* What you will do: After counting the lines below that hold the word "this", reply with the count and nothing else.

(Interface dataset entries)

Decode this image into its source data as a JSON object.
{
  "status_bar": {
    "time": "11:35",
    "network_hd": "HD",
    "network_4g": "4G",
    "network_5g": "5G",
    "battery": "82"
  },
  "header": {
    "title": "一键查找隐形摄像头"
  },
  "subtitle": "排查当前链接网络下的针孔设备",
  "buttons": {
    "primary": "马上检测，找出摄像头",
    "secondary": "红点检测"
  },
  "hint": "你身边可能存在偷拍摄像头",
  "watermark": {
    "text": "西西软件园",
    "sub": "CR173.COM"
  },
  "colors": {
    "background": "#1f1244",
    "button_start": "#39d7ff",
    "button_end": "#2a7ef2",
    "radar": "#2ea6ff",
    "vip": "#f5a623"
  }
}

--

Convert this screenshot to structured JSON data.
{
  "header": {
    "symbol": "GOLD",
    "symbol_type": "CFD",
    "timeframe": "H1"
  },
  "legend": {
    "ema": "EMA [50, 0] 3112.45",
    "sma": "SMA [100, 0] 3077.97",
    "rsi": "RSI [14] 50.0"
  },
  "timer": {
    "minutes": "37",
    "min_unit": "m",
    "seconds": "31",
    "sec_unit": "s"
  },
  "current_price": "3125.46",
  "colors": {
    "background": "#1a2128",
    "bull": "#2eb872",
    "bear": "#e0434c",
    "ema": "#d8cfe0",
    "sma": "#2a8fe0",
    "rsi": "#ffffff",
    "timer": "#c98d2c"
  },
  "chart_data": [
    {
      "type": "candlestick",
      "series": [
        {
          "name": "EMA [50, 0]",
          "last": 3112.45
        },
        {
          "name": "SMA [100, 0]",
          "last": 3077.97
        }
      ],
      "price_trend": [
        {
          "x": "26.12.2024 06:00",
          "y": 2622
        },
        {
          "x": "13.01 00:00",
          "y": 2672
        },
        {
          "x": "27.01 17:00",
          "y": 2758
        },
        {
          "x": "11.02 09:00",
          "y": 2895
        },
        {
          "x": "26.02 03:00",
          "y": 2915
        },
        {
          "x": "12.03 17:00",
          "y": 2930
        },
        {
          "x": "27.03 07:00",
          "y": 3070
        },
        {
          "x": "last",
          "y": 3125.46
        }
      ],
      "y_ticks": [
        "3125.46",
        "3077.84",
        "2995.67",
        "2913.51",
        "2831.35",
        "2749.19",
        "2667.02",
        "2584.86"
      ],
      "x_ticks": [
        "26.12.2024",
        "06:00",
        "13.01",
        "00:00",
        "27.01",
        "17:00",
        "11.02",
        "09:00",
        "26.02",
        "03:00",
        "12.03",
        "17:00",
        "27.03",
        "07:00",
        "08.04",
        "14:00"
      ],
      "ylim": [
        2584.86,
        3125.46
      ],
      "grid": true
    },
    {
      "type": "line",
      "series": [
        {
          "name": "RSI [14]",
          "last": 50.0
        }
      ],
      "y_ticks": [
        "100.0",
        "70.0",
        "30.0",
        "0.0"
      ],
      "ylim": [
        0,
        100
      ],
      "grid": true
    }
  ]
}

* Expected answer: 2